Task goal: Gather each line of the records where "Indian" appears.

Website and app data records:

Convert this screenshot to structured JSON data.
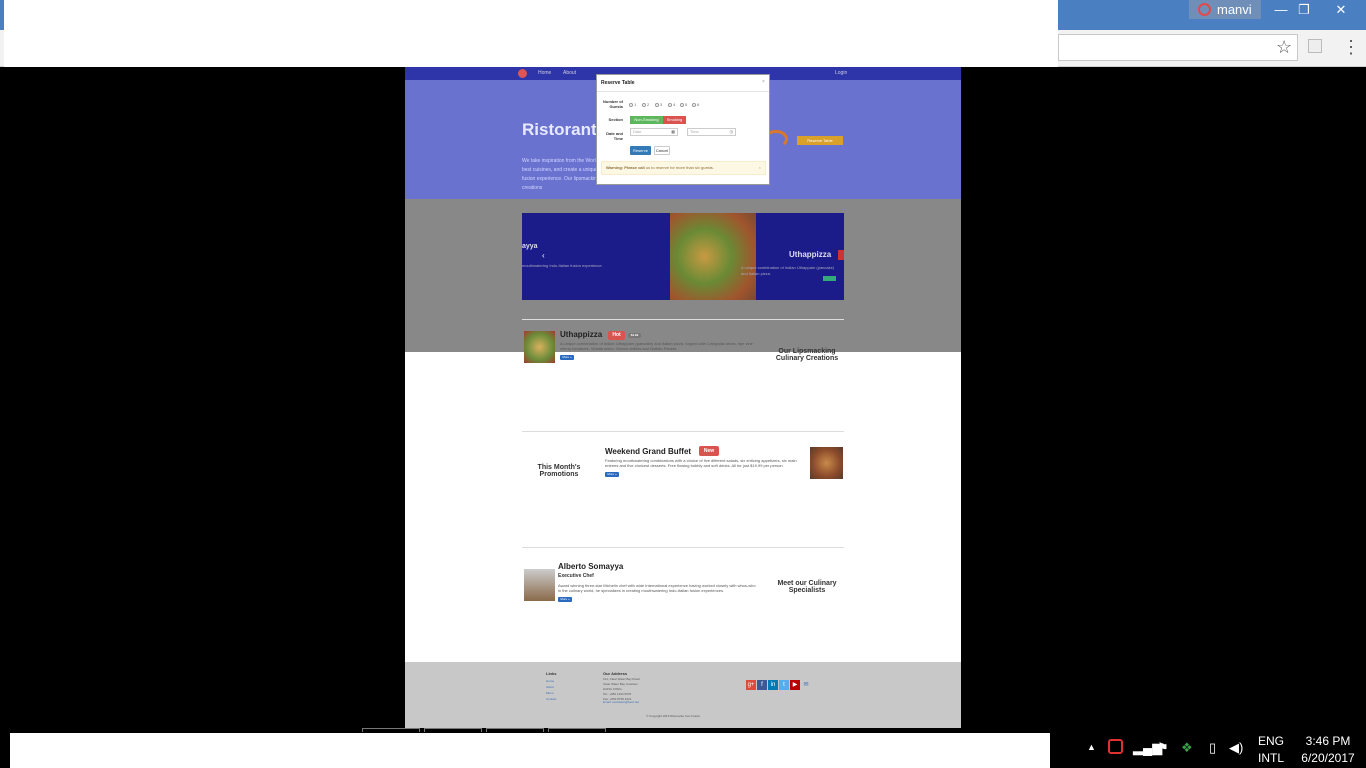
{
  "window": {
    "user_name": "manvi",
    "minimize": "—",
    "restore": "❐",
    "close": "✕"
  },
  "browser": {
    "star_icon": "☆",
    "menu_icon": "⋮"
  },
  "site": {
    "nav": {
      "home": "Home",
      "about": "About",
      "login": "Login"
    },
    "hero": {
      "title": "Ristorant",
      "text": "We take inspiration from the World's best cuisines, and create a unique fusion experience. Our lipsmacking creations",
      "reserve_button": "Reserve Table"
    },
    "carousel": {
      "left_title": "ayya",
      "left_text": "mouthwatering Indo-Italian fusion experience.",
      "right_title": "Uthappizza",
      "right_text": "A unique combination of Indian Uthappam (pancake) and Italian pizza.",
      "prev": "‹"
    },
    "dish": {
      "title": "Uthappizza",
      "badge": "Hot",
      "badge2": "$4.99",
      "description": "A unique combination of Indian Uthappam (pancake) and Italian pizza, topped with Cerignola olives, ripe vine cherry tomatoes, Vidalia onion, Guntur chillies and Buffalo Paneer.",
      "more": "More »",
      "side_title": "Our Lipsmacking Culinary Creations"
    },
    "promotion": {
      "title": "Weekend Grand Buffet",
      "badge": "New",
      "description": "Featuring mouthwatering combinations with a choice of five different salads, six enticing appetizers, six main entrees and five choicest desserts. Free flowing bubbly and soft drinks. All for just $19.99 per person",
      "more": "More »",
      "side_title": "This Month's Promotions"
    },
    "leader": {
      "name": "Alberto Somayya",
      "role": "Executive Chef",
      "description": "Award winning three-star Michelin chef with wide International experience having worked closely with whos-who in the culinary world, he specializes in creating mouthwatering Indo-Italian fusion experiences.",
      "more": "More »",
      "side_title": "Meet our Culinary Specialists"
    },
    "footer": {
      "links_heading": "Links",
      "links": [
        "Home",
        "About",
        "Menu",
        "Contact"
      ],
      "address_heading": "Our Address",
      "address": [
        "121, Clear Water Bay Road",
        "Clear Water Bay, Kowloon",
        "HONG KONG",
        "Tel.: +852 1234 5678",
        "Fax: +852 8765 4321",
        "Email: confusion@food.net"
      ],
      "copyright": "© Copyright 2015 Ristorante Con Fusion",
      "social": [
        "g+",
        "f",
        "in",
        "t",
        "▶",
        "✉"
      ]
    }
  },
  "modal": {
    "title": "Reserve Table",
    "close": "×",
    "guests_label": "Number of Guests",
    "guest_options": [
      "1",
      "2",
      "3",
      "4",
      "5",
      "6"
    ],
    "section_label": "Section",
    "non_smoking": "Non-Smoking",
    "smoking": "Smoking",
    "datetime_label": "Date and Time",
    "date_placeholder": "Date",
    "time_placeholder": "Time",
    "reserve_button": "Reserve",
    "cancel_button": "Cancel",
    "warning_bold": "Warning: Please call",
    "warning_text": " us to reserve for more than six guests."
  },
  "taskbar": {
    "lang_top": "ENG",
    "lang_bottom": "INTL",
    "time": "3:46 PM",
    "date": "6/20/2017"
  },
  "colors": {
    "titlebar": "#4a7fc1",
    "nav": "#2d35a8",
    "hero": "#6a72d0",
    "hot_badge": "#d9534f",
    "success": "#5cb85c",
    "primary": "#2a6bc0"
  }
}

Exercise answer:
      "right_text": "A unique combination of Indian Uthappam (pancake) and Italian pizza.",
      "description": "A unique combination of Indian Uthappam (pancake) and Italian pizza, topped with Cerignola olives, ripe vine cherry tomatoes, Vidalia onion, Guntur chillies and Buffalo Paneer.",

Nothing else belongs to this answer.